How to respond to a vulnerability and potential access of customer information at your bank.
Last summer, we received the news from Krebs on Security about a vulnerability, that has since been fixed and patched. This article positions that a vulnerability potentially allowed for unauthorized access to accounts that were leveraging notifications electronically. It is important to remember that articles like this are designed to get website hits and to sell advertisements!
After several discussions with the team at Finosec and our customers, I wanted to share a process for you to follow at your bank. First and foremost, this is why you have an incident response plan, make sure to walk through your plan as you go through this process.

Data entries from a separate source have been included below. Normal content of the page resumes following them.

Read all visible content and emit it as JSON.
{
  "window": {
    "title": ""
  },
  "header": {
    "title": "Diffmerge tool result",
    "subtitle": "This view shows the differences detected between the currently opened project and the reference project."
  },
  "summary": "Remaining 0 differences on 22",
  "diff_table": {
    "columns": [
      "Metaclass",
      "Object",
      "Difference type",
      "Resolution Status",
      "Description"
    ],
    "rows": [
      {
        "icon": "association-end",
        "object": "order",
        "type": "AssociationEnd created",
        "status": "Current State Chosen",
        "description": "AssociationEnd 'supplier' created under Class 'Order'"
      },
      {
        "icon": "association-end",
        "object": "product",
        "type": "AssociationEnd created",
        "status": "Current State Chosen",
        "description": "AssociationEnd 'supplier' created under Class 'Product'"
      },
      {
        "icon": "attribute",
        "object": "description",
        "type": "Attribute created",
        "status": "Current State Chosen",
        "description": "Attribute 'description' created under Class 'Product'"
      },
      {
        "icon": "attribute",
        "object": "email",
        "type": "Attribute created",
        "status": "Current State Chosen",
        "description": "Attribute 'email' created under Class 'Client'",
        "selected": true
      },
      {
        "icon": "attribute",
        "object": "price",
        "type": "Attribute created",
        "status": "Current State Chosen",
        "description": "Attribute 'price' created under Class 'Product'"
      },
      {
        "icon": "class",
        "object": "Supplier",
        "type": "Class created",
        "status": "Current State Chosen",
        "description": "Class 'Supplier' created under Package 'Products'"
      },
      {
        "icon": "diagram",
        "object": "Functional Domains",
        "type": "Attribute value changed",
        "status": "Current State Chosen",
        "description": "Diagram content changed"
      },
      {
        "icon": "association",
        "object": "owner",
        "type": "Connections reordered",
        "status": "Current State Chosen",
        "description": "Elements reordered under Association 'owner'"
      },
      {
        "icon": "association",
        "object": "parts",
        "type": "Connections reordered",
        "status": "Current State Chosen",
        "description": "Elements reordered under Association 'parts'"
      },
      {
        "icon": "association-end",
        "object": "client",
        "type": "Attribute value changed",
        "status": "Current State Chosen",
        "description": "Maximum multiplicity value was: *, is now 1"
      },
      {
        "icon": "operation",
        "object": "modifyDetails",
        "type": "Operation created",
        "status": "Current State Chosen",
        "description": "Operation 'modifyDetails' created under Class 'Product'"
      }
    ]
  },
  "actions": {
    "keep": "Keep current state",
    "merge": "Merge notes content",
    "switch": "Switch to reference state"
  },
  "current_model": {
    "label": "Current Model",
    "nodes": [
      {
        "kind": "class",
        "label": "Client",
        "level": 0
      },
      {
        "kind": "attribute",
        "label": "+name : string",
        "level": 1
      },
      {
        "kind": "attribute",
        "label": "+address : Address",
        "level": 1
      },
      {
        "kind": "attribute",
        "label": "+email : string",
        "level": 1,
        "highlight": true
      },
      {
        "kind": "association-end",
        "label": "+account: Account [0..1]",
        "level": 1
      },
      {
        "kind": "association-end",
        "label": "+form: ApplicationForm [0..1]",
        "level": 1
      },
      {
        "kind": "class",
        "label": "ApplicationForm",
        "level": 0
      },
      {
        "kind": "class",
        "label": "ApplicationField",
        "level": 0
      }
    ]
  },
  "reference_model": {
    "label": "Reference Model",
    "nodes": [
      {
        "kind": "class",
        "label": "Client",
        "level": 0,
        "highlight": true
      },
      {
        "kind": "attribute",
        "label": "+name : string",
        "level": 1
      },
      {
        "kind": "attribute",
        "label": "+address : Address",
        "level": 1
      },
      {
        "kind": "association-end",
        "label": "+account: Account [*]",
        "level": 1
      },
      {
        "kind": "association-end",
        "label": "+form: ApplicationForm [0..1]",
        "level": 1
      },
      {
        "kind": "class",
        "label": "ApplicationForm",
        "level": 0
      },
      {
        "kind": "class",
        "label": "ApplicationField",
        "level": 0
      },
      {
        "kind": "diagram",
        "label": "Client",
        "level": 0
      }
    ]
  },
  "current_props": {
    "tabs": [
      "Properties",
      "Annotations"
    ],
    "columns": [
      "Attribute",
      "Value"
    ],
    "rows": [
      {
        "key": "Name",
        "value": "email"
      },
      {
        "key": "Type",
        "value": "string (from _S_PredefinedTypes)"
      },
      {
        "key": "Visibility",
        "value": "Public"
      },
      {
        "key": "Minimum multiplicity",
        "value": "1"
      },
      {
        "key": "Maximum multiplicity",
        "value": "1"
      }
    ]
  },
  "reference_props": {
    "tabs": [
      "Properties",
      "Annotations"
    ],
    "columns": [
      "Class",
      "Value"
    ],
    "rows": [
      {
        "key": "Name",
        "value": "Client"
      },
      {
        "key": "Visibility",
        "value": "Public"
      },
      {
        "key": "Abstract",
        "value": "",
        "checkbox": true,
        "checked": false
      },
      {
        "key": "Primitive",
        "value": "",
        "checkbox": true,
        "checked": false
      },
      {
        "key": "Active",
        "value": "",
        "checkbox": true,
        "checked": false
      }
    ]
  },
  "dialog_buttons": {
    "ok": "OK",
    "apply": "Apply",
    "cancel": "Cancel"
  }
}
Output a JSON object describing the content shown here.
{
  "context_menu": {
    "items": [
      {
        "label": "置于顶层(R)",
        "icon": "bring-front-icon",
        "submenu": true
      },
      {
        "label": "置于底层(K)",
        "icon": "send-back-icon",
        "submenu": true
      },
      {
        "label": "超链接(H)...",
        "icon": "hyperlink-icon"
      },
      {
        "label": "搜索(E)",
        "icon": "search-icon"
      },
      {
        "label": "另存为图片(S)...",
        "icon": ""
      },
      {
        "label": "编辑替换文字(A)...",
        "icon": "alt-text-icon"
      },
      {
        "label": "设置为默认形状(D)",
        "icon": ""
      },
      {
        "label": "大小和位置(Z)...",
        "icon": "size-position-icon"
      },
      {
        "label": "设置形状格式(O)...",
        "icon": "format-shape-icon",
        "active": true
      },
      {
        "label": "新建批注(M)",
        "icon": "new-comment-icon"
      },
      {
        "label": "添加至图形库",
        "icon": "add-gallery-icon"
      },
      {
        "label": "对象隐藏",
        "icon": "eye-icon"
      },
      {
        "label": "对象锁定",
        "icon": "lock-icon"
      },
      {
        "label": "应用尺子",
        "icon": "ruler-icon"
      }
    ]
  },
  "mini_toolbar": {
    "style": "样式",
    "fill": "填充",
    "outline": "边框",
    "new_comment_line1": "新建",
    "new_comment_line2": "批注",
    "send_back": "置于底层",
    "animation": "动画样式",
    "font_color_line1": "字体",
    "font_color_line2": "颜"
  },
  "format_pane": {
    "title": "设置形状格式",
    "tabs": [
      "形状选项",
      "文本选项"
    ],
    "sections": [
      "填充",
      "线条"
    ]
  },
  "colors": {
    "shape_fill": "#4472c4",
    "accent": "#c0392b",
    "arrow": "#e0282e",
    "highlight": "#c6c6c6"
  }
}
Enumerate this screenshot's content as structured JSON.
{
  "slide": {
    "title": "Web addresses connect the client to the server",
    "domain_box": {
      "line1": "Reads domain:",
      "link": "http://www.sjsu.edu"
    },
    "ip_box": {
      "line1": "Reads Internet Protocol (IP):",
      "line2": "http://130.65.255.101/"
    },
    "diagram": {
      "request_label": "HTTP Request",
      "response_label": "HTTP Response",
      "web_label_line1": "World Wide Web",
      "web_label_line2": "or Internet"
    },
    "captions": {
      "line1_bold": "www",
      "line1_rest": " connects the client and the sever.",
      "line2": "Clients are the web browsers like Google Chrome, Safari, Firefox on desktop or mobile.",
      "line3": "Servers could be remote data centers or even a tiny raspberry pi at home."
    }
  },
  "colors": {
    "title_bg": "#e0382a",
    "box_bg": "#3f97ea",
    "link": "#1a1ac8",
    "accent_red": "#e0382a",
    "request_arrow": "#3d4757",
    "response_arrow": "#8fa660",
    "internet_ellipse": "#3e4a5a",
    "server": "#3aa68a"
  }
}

Before we get started on the steps of response, I would recommend that your ISO or Virtual ISO notify your executive team, IT Steering Committee, and the board. It is going to give the bank comfort that you and your team are aware and responding to the event. Remember that the article referenced was designed to get website hits, and your team may be getting questions.
Step 1: Verify your Bank’s Exposure - Determine if your bank’s customer information was vulnerable. If you haven’t been notified yet, reach out to your account manager to determine if your bank was impacted. We don’t have details of how widespread this was, so starting with verifying if your bank was exposed is the first step.
Step 2: Quantify the Exposure - If your bank’s customer data was vulnerable, we need to quantify the exposure. Here are some details to verify:
Data Classification – Is this data Confidential Customer Information with Private Information (Account Numbers) or is it Confidential or even Sensitive based on your data classification policy. Based on our preliminary research it appears that the account numbers were masked (only the last 4 digits if the accounts were compromised). This is an important item to note as it changes the exposure for the institution.
How many customers are impacted? How long was the vulnerability active? How many notifications were sent out to your customer base in total during the timeframe?
Step 3: Anomaly review of your accounts impacted
These links allowed for potential changes. Did any customers change email addresses? Change phone numbers? Change or turn off notifications? It is possible that these changes could have happened by someone other than your customer. The anomaly review will allow for changes that occured to be flagged and verified for each customer impacted.
Step 4: What is the communication plan internally?
How the bank responds to customer concerns is critical for me as a customer of the bank. Ultimately, your customers want to know if this impacted them personally and or their business. How do you want your customer service and front-line team to respond to this event when asked by a customer? Does the bank want to be proactive in communication with customers? As a side note, paying for experts in communication may be covered by your current cyber insurance coverage.
Step 5: Notification
Based on the items above and your incident response plan, does the bank need to notify customers, regulators, and insurance providers.
Step 6: Review the company response
Is the bank comfortable with the response? Was this solution part of your due diligence review the last time you performed your vendor management process? (SOC 2 Reporting)
Step 7: Document the process
There is a silver lining, as you go through the incident response process make sure to document the entire process. This documentation should flow through your Cybersecurity / Information Security Committee, your IT Steering Committee, and lastly the Board.
Step 8: Lessons learned
Lessons that are learned is perhaps the most beneficial part of the process. Knowing what we know now, what would we change, enhance, or even remove as part of our incident response process? What other services that we are delivering to our customers should we be thinking about having risks that are similar?
If you have questions as you go through the process, we are available to assist your bank. Our team at Finosec is here to help community banks navigate the challenges and complexities of managing information security and cybersecurity.
Finosec is dedicated to helping our customers better manage and navigate cybersecurity, by assisting with Information Security Officer (ISO) support and Virtual ISO solutions. To learn more about Finosec, you can follow our company or reach out to us at email@example.com.